## Exercise aim:
Below are the records; copy each line in them that holds the word "Censo".

## Records to use:
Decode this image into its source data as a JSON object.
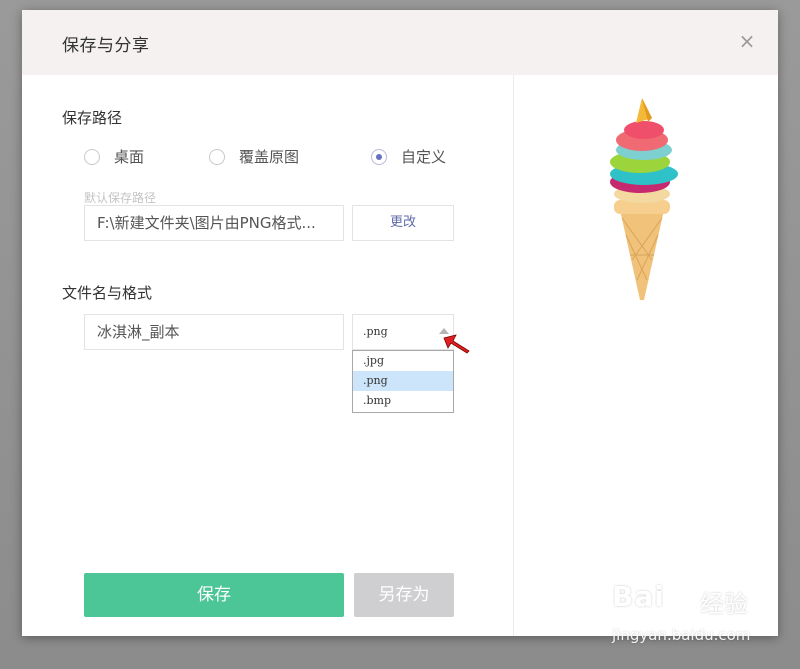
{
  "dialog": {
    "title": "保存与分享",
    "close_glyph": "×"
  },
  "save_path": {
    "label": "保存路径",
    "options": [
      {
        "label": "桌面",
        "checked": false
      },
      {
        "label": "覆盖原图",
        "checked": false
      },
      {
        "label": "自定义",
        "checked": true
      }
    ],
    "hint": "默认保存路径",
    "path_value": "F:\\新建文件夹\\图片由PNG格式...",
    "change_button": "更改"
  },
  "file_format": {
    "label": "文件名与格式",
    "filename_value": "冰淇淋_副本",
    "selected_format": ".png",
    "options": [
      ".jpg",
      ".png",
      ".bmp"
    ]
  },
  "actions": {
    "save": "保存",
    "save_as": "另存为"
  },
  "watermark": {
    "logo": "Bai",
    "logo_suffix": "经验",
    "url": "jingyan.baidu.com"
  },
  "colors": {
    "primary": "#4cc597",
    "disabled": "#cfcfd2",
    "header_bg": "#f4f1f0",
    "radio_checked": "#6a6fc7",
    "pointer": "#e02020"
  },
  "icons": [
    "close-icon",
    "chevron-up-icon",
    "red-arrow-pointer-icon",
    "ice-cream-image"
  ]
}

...

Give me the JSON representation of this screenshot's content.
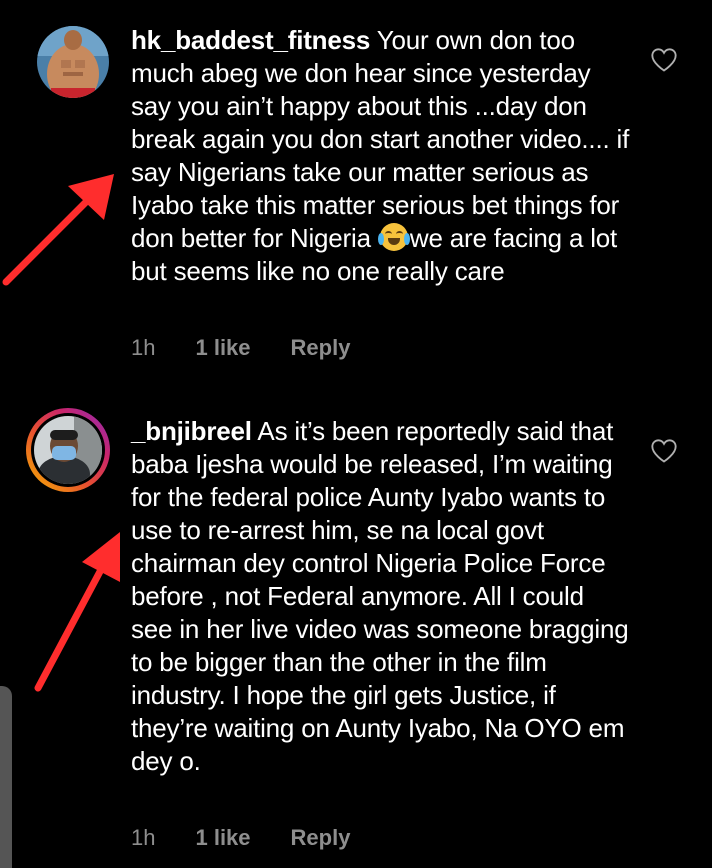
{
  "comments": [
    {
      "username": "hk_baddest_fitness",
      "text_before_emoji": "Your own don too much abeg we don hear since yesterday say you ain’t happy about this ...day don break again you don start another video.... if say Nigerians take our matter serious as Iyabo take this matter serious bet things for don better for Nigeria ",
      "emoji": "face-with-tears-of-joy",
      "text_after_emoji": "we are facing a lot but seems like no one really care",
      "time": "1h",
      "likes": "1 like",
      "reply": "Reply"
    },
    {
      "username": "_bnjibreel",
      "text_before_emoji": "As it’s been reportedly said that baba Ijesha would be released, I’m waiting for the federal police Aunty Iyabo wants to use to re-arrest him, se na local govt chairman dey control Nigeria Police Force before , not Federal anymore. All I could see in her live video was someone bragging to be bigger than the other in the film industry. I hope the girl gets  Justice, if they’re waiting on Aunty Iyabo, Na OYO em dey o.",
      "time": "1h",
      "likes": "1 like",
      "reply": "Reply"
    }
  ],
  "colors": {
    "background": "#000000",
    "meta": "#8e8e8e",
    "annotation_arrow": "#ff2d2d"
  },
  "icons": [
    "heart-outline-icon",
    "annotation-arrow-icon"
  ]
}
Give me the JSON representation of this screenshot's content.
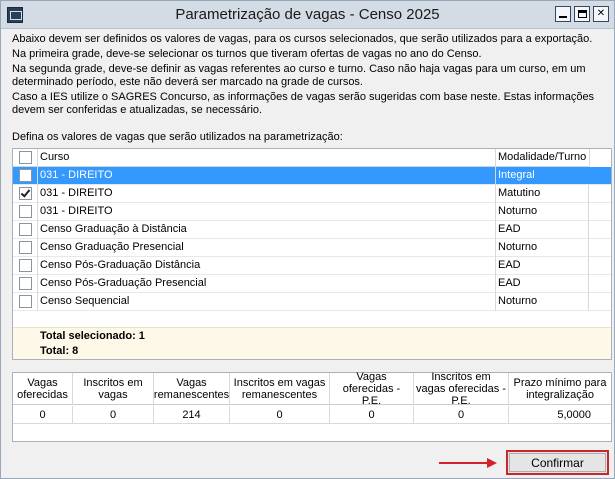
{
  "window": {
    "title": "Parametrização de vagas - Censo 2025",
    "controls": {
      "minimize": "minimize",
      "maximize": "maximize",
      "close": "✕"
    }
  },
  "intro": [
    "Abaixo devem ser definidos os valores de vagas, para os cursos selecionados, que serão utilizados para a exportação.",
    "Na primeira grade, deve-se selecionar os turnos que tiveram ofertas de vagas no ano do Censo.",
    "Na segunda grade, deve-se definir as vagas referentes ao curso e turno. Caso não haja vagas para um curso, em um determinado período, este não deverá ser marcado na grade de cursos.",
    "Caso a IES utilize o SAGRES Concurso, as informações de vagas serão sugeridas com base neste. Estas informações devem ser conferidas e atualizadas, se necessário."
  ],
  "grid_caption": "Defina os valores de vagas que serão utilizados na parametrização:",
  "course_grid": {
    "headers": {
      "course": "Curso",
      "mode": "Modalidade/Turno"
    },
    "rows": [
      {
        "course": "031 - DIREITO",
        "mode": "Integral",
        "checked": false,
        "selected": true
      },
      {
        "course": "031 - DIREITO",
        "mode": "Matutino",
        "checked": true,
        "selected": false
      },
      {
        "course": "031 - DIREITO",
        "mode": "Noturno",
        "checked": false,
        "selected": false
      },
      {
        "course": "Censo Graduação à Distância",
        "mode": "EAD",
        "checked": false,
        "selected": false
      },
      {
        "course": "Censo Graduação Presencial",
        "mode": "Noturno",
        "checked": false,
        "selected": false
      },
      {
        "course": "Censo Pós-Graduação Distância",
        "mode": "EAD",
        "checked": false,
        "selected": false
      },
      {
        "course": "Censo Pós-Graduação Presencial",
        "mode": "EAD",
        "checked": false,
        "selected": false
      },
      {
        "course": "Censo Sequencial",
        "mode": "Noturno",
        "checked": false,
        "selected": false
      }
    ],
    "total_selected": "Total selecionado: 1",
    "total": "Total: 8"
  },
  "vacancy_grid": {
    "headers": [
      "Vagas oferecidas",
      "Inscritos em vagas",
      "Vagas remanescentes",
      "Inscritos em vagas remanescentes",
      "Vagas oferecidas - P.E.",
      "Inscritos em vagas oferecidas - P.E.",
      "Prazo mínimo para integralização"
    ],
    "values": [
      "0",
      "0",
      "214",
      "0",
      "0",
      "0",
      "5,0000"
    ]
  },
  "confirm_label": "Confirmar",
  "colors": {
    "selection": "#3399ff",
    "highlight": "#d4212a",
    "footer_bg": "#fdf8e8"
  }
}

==

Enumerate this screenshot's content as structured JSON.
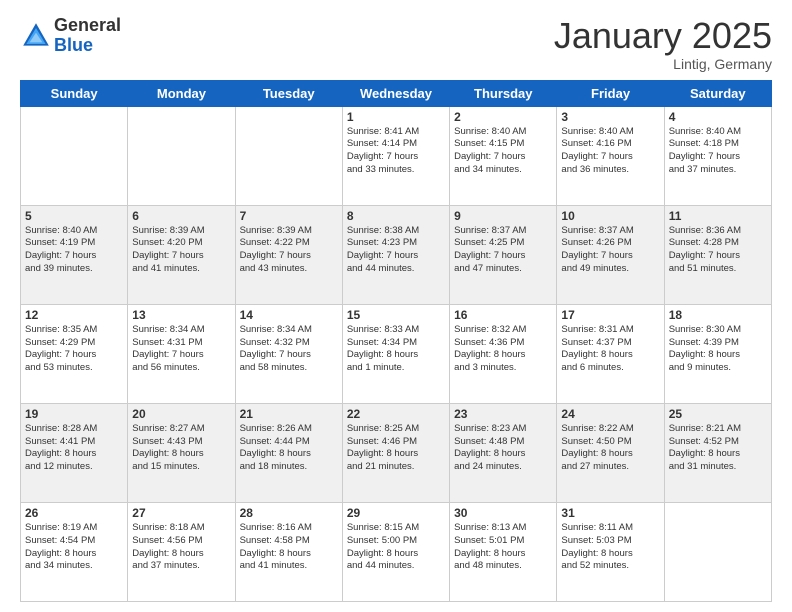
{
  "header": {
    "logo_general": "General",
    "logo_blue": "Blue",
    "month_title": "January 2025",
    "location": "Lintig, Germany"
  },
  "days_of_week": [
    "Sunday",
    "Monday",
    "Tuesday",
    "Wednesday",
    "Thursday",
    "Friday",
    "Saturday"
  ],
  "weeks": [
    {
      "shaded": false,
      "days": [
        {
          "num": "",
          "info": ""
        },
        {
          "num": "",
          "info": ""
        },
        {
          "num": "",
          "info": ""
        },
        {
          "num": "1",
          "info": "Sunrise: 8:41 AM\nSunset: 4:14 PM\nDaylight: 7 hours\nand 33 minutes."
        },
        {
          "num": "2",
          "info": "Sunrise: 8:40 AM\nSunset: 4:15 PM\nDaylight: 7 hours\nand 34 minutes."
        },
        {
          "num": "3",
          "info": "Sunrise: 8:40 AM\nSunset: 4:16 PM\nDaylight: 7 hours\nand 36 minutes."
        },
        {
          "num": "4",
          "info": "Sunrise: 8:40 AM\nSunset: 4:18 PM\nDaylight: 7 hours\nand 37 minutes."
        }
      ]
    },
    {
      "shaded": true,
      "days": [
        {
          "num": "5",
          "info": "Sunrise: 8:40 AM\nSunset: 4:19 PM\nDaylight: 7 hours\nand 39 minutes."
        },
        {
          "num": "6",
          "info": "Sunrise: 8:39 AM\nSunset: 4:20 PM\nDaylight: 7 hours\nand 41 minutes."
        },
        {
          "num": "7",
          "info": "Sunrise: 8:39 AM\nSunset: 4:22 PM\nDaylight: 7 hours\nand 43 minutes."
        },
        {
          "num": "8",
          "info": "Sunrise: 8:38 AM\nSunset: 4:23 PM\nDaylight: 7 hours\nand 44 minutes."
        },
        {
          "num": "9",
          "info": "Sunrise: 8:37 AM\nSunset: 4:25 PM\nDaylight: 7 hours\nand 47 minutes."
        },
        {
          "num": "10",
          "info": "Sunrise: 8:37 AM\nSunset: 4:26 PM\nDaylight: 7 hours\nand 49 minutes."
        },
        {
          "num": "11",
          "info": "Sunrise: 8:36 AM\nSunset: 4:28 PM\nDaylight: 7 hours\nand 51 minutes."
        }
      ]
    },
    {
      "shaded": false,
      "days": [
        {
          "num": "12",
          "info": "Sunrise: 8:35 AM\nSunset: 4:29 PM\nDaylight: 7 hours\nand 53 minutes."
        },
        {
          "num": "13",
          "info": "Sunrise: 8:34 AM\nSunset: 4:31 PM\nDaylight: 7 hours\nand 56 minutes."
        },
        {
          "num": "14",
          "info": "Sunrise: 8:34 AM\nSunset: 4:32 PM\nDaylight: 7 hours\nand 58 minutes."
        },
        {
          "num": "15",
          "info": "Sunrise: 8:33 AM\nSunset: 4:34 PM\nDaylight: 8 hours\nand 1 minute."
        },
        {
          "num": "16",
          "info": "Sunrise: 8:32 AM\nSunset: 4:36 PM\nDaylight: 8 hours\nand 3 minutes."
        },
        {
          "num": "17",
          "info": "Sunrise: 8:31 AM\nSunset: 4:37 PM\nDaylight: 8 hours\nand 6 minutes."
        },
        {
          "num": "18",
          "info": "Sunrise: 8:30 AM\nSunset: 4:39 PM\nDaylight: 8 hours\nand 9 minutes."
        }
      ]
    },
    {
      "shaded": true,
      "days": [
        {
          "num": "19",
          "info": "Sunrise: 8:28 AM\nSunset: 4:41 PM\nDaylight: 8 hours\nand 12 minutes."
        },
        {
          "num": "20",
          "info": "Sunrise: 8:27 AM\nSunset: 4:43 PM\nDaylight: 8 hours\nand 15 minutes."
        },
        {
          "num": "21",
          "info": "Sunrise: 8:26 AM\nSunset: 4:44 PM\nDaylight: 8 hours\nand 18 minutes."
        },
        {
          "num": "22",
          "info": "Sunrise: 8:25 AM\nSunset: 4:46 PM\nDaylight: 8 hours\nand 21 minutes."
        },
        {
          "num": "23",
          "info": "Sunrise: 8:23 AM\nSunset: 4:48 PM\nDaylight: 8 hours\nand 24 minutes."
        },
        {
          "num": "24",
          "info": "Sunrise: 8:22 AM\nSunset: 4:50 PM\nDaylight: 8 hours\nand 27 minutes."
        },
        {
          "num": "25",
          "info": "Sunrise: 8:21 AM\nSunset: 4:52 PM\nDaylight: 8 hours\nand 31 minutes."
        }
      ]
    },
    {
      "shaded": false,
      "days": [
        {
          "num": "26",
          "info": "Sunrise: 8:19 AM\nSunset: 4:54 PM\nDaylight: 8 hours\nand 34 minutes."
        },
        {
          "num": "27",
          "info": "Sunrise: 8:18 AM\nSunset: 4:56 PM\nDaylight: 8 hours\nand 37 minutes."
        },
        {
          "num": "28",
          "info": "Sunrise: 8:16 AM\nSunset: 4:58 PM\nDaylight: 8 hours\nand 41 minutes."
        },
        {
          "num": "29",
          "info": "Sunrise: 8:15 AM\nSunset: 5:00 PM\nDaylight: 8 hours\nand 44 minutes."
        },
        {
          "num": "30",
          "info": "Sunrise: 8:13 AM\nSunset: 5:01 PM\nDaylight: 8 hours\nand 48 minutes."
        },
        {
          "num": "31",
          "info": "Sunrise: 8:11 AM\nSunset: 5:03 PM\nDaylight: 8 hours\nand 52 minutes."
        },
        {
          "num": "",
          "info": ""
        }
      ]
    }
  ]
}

## Solution:
    "title": "Parametrização de vagas - Censo 2025",
    "Na primeira grade, deve-se selecionar os turnos que tiveram ofertas de vagas no ano do Censo.",
        "course": "Censo Graduação à Distância",
        "course": "Censo Graduação Presencial",
        "course": "Censo Pós-Graduação Distância",
        "course": "Censo Pós-Graduação Presencial",
        "course": "Censo Sequencial",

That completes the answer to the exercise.